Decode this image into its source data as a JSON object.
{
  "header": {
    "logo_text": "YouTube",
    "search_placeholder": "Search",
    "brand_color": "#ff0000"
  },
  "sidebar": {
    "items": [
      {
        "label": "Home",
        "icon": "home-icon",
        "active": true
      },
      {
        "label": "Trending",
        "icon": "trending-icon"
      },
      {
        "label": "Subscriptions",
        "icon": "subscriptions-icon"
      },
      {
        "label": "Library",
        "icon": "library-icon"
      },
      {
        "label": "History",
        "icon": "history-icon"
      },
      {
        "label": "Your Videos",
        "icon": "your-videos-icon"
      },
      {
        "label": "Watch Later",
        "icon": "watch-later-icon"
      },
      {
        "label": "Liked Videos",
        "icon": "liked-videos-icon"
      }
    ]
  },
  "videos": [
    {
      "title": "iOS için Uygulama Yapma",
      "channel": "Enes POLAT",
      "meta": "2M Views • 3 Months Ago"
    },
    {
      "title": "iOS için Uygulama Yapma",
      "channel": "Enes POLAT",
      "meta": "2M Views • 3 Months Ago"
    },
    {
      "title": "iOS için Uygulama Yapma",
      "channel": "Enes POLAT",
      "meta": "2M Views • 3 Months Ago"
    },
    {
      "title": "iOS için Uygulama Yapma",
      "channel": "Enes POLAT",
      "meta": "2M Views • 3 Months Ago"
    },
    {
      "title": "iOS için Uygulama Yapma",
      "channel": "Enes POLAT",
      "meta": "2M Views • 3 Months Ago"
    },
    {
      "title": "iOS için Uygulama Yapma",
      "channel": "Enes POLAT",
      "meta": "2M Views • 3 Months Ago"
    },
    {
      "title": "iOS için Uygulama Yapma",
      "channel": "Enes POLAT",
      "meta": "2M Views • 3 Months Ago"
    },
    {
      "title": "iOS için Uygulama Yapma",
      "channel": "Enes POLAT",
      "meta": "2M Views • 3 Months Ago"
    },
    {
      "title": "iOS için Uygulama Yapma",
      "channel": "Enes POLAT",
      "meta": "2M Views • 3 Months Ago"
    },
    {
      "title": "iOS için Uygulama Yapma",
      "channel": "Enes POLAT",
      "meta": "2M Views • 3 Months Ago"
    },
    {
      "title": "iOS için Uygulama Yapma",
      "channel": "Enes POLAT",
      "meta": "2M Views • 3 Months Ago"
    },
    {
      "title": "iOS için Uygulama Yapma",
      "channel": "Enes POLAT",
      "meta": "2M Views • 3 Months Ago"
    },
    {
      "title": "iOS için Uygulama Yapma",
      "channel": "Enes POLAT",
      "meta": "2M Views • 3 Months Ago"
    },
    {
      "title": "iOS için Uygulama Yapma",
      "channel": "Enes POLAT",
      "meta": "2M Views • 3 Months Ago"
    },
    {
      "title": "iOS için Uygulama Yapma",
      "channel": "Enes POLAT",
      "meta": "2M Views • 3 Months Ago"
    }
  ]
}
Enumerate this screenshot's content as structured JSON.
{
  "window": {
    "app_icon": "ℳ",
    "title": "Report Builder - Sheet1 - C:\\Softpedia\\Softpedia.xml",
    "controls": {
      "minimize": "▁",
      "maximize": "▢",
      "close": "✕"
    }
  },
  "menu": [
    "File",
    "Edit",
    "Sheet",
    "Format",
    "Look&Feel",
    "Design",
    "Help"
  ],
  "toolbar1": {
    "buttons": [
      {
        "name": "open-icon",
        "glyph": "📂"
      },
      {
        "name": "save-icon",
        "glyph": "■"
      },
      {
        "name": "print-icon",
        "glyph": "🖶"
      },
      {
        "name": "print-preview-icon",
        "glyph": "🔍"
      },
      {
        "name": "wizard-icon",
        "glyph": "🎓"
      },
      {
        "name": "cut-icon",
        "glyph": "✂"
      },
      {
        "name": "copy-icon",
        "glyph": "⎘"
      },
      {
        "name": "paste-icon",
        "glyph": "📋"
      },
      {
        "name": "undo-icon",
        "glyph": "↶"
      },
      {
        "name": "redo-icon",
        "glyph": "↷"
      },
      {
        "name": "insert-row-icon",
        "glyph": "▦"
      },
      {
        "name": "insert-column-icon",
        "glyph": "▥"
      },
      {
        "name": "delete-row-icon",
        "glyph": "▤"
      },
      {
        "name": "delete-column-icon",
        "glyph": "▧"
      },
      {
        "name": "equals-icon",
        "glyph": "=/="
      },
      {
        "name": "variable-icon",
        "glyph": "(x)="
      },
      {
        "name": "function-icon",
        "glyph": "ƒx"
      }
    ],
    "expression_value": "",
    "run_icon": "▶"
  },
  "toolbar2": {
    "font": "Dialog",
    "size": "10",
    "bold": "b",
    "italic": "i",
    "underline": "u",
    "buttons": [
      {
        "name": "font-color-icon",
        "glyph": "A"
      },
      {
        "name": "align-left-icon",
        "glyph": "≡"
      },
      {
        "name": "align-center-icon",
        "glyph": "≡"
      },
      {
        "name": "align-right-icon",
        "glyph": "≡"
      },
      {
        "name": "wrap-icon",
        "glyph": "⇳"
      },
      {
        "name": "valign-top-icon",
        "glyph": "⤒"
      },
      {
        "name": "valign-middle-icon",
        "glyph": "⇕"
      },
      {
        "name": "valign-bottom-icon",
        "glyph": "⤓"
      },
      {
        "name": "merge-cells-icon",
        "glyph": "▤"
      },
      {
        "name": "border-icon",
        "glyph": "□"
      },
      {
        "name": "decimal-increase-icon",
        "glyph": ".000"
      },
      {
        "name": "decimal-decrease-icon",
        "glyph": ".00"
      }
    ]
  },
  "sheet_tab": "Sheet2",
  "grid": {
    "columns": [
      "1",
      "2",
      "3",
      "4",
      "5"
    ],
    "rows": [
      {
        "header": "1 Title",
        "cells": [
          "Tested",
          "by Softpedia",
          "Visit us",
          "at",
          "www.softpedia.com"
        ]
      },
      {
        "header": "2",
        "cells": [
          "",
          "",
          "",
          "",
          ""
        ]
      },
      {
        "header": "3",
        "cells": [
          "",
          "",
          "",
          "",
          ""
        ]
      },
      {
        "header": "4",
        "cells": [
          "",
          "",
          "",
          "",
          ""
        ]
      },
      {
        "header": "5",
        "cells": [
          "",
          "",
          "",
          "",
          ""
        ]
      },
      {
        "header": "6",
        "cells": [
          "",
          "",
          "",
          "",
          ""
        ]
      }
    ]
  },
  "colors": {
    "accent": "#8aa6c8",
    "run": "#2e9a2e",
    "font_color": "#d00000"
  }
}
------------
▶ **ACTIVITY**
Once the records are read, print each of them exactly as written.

▶ **EXERCISE SOLUTION**
Decode this image into its source data as a JSON object.
{
  "header": {
    "logo_text": "YouTube",
    "search_placeholder": "Search",
    "brand_color": "#ff0000"
  },
  "sidebar": {
    "items": [
      {
        "label": "Home",
        "icon": "home-icon",
        "active": true
      },
      {
        "label": "Trending",
        "icon": "trending-icon"
      },
      {
        "label": "Subscriptions",
        "icon": "subscriptions-icon"
      },
      {
        "label": "Library",
        "icon": "library-icon"
      },
      {
        "label": "History",
        "icon": "history-icon"
      },
      {
        "label": "Your Videos",
        "icon": "your-videos-icon"
      },
      {
        "label": "Watch Later",
        "icon": "watch-later-icon"
      },
      {
        "label": "Liked Videos",
        "icon": "liked-videos-icon"
      }
    ]
  },
  "videos": [
    {
      "title": "iOS için Uygulama Yapma",
      "channel": "Enes POLAT",
      "meta": "2M Views • 3 Months Ago"
    },
    {
      "title": "iOS için Uygulama Yapma",
      "channel": "Enes POLAT",
      "meta": "2M Views • 3 Months Ago"
    },
    {
      "title": "iOS için Uygulama Yapma",
      "channel": "Enes POLAT",
      "meta": "2M Views • 3 Months Ago"
    },
    {
      "title": "iOS için Uygulama Yapma",
      "channel": "Enes POLAT",
      "meta": "2M Views • 3 Months Ago"
    },
    {
      "title": "iOS için Uygulama Yapma",
      "channel": "Enes POLAT",
      "meta": "2M Views • 3 Months Ago"
    },
    {
      "title": "iOS için Uygulama Yapma",
      "channel": "Enes POLAT",
      "meta": "2M Views • 3 Months Ago"
    },
    {
      "title": "iOS için Uygulama Yapma",
      "channel": "Enes POLAT",
      "meta": "2M Views • 3 Months Ago"
    },
    {
      "title": "iOS için Uygulama Yapma",
      "channel": "Enes POLAT",
      "meta": "2M Views • 3 Months Ago"
    },
    {
      "title": "iOS için Uygulama Yapma",
      "channel": "Enes POLAT",
      "meta": "2M Views • 3 Months Ago"
    },
    {
      "title": "iOS için Uygulama Yapma",
      "channel": "Enes POLAT",
      "meta": "2M Views • 3 Months Ago"
    },
    {
      "title": "iOS için Uygulama Yapma",
      "channel": "Enes POLAT",
      "meta": "2M Views • 3 Months Ago"
    },
    {
      "title": "iOS için Uygulama Yapma",
      "channel": "Enes POLAT",
      "meta": "2M Views • 3 Months Ago"
    },
    {
      "title": "iOS için Uygulama Yapma",
      "channel": "Enes POLAT",
      "meta": "2M Views • 3 Months Ago"
    },
    {
      "title": "iOS için Uygulama Yapma",
      "channel": "Enes POLAT",
      "meta": "2M Views • 3 Months Ago"
    },
    {
      "title": "iOS için Uygulama Yapma",
      "channel": "Enes POLAT",
      "meta": "2M Views • 3 Months Ago"
    }
  ]
}
Enumerate this screenshot's content as structured JSON.
{
  "window": {
    "app_icon": "ℳ",
    "title": "Report Builder - Sheet1 - C:\\Softpedia\\Softpedia.xml",
    "controls": {
      "minimize": "▁",
      "maximize": "▢",
      "close": "✕"
    }
  },
  "menu": [
    "File",
    "Edit",
    "Sheet",
    "Format",
    "Look&Feel",
    "Design",
    "Help"
  ],
  "toolbar1": {
    "buttons": [
      {
        "name": "open-icon",
        "glyph": "📂"
      },
      {
        "name": "save-icon",
        "glyph": "■"
      },
      {
        "name": "print-icon",
        "glyph": "🖶"
      },
      {
        "name": "print-preview-icon",
        "glyph": "🔍"
      },
      {
        "name": "wizard-icon",
        "glyph": "🎓"
      },
      {
        "name": "cut-icon",
        "glyph": "✂"
      },
      {
        "name": "copy-icon",
        "glyph": "⎘"
      },
      {
        "name": "paste-icon",
        "glyph": "📋"
      },
      {
        "name": "undo-icon",
        "glyph": "↶"
      },
      {
        "name": "redo-icon",
        "glyph": "↷"
      },
      {
        "name": "insert-row-icon",
        "glyph": "▦"
      },
      {
        "name": "insert-column-icon",
        "glyph": "▥"
      },
      {
        "name": "delete-row-icon",
        "glyph": "▤"
      },
      {
        "name": "delete-column-icon",
        "glyph": "▧"
      },
      {
        "name": "equals-icon",
        "glyph": "=/="
      },
      {
        "name": "variable-icon",
        "glyph": "(x)="
      },
      {
        "name": "function-icon",
        "glyph": "ƒx"
      }
    ],
    "expression_value": "",
    "run_icon": "▶"
  },
  "toolbar2": {
    "font": "Dialog",
    "size": "10",
    "bold": "b",
    "italic": "i",
    "underline": "u",
    "buttons": [
      {
        "name": "font-color-icon",
        "glyph": "A"
      },
      {
        "name": "align-left-icon",
        "glyph": "≡"
      },
      {
        "name": "align-center-icon",
        "glyph": "≡"
      },
      {
        "name": "align-right-icon",
        "glyph": "≡"
      },
      {
        "name": "wrap-icon",
        "glyph": "⇳"
      },
      {
        "name": "valign-top-icon",
        "glyph": "⤒"
      },
      {
        "name": "valign-middle-icon",
        "glyph": "⇕"
      },
      {
        "name": "valign-bottom-icon",
        "glyph": "⤓"
      },
      {
        "name": "merge-cells-icon",
        "glyph": "▤"
      },
      {
        "name": "border-icon",
        "glyph": "□"
      },
      {
        "name": "decimal-increase-icon",
        "glyph": ".000"
      },
      {
        "name": "decimal-decrease-icon",
        "glyph": ".00"
      }
    ]
  },
  "sheet_tab": "Sheet2",
  "grid": {
    "columns": [
      "1",
      "2",
      "3",
      "4",
      "5"
    ],
    "rows": [
      {
        "header": "1 Title",
        "cells": [
          "Tested",
          "by Softpedia",
          "Visit us",
          "at",
          "www.softpedia.com"
        ]
      },
      {
        "header": "2",
        "cells": [
          "",
          "",
          "",
          "",
          ""
        ]
      },
      {
        "header": "3",
        "cells": [
          "",
          "",
          "",
          "",
          ""
        ]
      },
      {
        "header": "4",
        "cells": [
          "",
          "",
          "",
          "",
          ""
        ]
      },
      {
        "header": "5",
        "cells": [
          "",
          "",
          "",
          "",
          ""
        ]
      },
      {
        "header": "6",
        "cells": [
          "",
          "",
          "",
          "",
          ""
        ]
      }
    ]
  },
  "colors": {
    "accent": "#8aa6c8",
    "run": "#2e9a2e",
    "font_color": "#d00000"
  }
}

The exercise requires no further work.